In the view() function, we just display the last column of y values we generated, add them to the columns we already displayed in previous calls to view(). Eventually, for each pixel in the image, we map the noise value at that x and y position to a gray level, from back to white. The result is an image like the one at the top of this post. It turns out, this works very well for generating an image that looks like smoke or clouds. Alternatively, you could interpret the noise value as a third dimension, and use it add texture to a flat plane.

Let’s look at the actual call to the noise function in update():

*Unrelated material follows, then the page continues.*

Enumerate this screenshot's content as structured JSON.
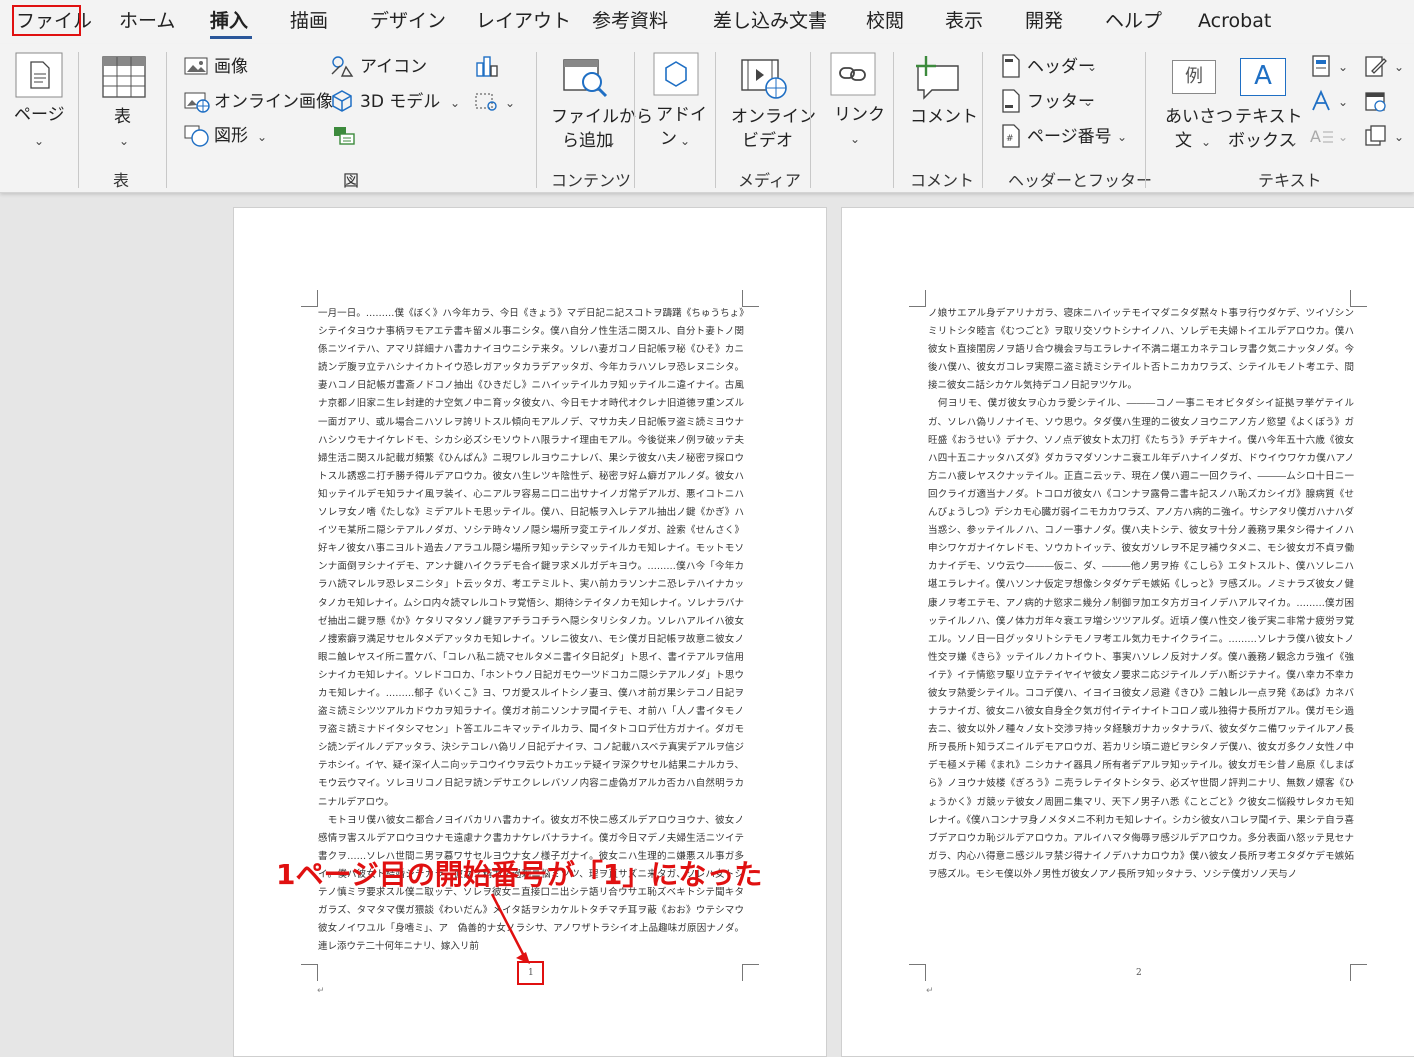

let amplitude = model.noise.get([step as f64 / 400., y as f64 / 400.]) as f32;

We are calling the get() method of the noise generator with two values, one for x and one for y. In this case, step is the value of x we are looking at; it goes up by one each time through the update() function. y is the partcular y value we want. In both cases, we are converting them to 64-bit floating points, and dividing by 400. Why are we dividing by 400? It’s because a peculiarity of the noise generator is that, whatever else the function returns, it always returns 0 when the position we are asking for is a whole integer. Since pixel counts are integers, if we just passed those in, we’d get back 0 every time. Not much interesting variation there! All of the interesting random activity happens between the integers. So we divide by some number to get a fractional value as the input, we’ll see some of that variation.

So why 400? Would any other number work? Do the divisors for x and y need to be the same? Excellent questions! We can use any number that gives interesting or useful results for our use case. The larger the number, the smoother the output. If we rerun our app using 1000 instead of 400, the transition is much more gradual:


As that number gets smaller, the more detail you are skipping, and the faster the transitions. Here is our app using a divisor of 100:


There is no reason the divisors for x and y need to be the same. Here is our app with the x divisor set to 1000, but the y divisor set to 100:


Choose the values the give the effect you want to see!

The noise generators in Nannou let you give inputs in 2, 3 or 4 dimensions. How you interpret and make use of the output of any of these is entirely up to you! You may be curious how we did one dimension last week if Nannou only does 2, 3 and 4 dimensions. Simple! We used 2-dimensional and held the y value constant giving us a 1-dimensional cross-section of a 2-dimensional space.

Next week, we’ll try to do some actual art using these noise ideas!